Collect from the data below each line with "Consulta".

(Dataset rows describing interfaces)
%%

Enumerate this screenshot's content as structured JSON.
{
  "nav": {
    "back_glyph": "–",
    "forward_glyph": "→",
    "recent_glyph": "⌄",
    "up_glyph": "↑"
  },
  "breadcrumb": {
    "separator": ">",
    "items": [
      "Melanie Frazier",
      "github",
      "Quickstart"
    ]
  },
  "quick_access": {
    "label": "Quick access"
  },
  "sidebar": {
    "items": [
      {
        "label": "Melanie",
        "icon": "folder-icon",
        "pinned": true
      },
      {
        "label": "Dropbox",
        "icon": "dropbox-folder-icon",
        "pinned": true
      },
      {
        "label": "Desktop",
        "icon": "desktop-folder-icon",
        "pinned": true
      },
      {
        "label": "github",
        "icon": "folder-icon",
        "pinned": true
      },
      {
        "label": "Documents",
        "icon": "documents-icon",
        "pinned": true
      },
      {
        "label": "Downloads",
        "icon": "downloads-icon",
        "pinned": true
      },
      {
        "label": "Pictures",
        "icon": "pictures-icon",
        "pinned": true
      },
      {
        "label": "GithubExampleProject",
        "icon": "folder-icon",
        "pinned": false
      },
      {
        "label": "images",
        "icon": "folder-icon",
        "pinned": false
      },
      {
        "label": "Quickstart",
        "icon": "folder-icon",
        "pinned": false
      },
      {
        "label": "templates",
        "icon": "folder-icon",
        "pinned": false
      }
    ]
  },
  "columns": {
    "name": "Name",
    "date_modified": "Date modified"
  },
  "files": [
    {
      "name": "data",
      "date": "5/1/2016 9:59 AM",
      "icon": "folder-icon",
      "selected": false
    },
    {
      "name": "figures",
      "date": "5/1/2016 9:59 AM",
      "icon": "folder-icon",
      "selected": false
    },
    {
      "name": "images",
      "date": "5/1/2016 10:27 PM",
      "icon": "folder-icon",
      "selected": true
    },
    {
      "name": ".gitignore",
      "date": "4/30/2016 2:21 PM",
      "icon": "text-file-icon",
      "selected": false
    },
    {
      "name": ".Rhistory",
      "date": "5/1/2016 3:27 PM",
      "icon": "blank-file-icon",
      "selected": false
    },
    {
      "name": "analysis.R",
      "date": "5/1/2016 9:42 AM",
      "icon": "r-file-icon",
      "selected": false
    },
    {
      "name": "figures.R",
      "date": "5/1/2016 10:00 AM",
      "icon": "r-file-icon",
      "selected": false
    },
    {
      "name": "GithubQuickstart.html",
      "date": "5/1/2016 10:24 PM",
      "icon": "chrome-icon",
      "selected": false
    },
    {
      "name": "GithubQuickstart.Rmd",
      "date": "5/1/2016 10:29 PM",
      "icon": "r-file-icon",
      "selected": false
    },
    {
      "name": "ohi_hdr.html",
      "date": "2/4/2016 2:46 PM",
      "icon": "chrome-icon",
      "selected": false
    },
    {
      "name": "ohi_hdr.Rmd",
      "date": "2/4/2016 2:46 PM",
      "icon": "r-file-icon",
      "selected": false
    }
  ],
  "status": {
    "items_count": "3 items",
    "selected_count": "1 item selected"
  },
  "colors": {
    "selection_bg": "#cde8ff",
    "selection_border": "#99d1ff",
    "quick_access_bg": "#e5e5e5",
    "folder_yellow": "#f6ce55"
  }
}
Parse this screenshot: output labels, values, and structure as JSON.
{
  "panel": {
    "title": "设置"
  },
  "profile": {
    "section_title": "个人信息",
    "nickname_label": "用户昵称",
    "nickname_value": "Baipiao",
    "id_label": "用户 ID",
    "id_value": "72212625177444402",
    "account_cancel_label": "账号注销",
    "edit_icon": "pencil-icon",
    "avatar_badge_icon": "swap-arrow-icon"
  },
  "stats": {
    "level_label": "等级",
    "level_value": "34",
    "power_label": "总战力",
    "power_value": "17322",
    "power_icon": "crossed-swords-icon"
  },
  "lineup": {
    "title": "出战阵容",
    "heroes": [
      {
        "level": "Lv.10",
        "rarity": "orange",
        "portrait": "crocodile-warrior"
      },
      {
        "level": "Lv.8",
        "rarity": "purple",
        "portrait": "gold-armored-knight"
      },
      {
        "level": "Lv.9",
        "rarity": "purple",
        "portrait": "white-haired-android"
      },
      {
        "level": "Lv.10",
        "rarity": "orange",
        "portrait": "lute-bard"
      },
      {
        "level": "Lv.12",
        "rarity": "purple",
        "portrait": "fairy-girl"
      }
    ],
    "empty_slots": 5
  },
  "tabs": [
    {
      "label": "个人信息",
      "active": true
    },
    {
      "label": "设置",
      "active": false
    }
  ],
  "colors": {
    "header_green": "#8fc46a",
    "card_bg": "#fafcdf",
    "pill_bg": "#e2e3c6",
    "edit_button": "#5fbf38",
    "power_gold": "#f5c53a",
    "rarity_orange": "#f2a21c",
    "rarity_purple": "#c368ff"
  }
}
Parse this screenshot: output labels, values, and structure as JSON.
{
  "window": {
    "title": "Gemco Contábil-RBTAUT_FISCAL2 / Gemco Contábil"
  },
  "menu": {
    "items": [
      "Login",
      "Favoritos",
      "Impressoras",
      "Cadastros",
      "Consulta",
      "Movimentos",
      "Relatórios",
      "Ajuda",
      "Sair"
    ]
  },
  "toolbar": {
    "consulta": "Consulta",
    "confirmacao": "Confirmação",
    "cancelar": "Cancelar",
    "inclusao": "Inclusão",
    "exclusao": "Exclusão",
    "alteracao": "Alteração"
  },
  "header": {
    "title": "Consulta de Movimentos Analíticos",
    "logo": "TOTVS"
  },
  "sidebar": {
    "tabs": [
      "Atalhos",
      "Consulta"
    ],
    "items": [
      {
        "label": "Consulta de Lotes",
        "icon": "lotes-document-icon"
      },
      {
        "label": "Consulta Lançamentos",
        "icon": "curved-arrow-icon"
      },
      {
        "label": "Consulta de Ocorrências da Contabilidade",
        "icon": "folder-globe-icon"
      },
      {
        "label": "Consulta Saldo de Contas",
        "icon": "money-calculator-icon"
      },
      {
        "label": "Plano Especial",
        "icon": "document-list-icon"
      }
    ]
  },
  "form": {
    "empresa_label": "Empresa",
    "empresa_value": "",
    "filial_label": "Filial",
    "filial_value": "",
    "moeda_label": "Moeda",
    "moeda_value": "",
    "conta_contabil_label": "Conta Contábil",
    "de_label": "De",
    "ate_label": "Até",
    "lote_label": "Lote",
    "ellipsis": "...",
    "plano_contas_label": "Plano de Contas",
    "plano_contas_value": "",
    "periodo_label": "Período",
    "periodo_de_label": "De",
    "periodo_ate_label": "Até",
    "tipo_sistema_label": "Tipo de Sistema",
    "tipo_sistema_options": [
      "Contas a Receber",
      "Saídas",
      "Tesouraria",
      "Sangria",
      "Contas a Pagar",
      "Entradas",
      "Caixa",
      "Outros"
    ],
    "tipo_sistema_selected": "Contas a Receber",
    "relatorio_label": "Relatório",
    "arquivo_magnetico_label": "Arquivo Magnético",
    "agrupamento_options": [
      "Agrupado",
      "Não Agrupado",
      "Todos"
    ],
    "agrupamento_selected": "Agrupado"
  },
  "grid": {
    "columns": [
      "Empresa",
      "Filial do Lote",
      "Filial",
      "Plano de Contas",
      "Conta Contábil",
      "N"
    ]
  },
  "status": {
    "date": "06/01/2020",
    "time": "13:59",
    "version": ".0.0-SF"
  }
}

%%

→ **TASK ANSWER**
      "Consulta",
    "consulta": "Consulta",
    "title": "Consulta de Movimentos Analíticos",
      "Consulta"
        "label": "Consulta de Lotes",
        "label": "Consulta Lançamentos",
        "label": "Consulta de Ocorrências da Contabilidade",
        "label": "Consulta Saldo de Contas",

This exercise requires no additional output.